> [Work item]:
What you return must be every line below that includes the word "date".

> [Supplied records]:
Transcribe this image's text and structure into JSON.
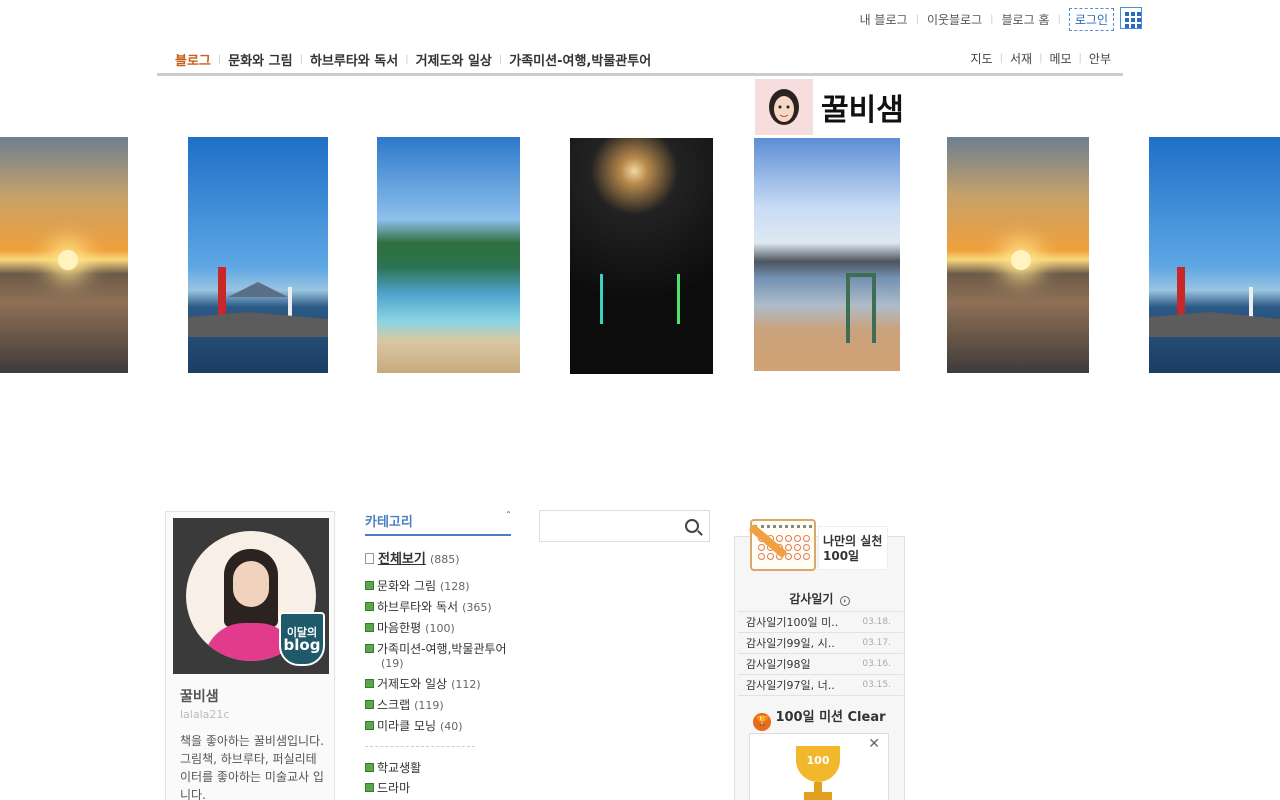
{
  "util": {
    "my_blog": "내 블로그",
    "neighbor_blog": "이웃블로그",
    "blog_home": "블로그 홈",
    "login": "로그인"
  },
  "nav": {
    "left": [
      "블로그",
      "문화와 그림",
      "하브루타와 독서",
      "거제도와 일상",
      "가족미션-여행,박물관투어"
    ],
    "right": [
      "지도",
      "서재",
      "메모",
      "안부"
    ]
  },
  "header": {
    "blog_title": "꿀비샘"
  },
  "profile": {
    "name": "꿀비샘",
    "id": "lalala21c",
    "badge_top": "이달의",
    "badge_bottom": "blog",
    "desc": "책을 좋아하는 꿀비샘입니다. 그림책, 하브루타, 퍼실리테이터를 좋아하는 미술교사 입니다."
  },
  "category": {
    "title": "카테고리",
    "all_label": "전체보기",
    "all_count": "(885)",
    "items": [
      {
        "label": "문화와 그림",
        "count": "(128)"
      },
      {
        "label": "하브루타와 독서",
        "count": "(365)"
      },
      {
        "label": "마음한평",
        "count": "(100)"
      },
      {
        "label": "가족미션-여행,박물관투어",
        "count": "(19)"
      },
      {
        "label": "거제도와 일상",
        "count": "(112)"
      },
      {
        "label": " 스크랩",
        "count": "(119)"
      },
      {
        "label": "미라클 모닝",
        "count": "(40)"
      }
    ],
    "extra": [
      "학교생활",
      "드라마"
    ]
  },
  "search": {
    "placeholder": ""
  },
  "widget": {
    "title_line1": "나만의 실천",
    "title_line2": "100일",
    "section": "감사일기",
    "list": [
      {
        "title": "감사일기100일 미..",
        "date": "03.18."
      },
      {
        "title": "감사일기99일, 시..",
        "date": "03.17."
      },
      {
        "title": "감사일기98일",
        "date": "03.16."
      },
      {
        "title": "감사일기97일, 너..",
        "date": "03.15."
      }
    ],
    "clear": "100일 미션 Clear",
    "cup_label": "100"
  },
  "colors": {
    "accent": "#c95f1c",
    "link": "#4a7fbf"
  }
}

> [Exercise output]:
        "date": "03.18."
        "date": "03.17."
        "date": "03.16."
        "date": "03.15."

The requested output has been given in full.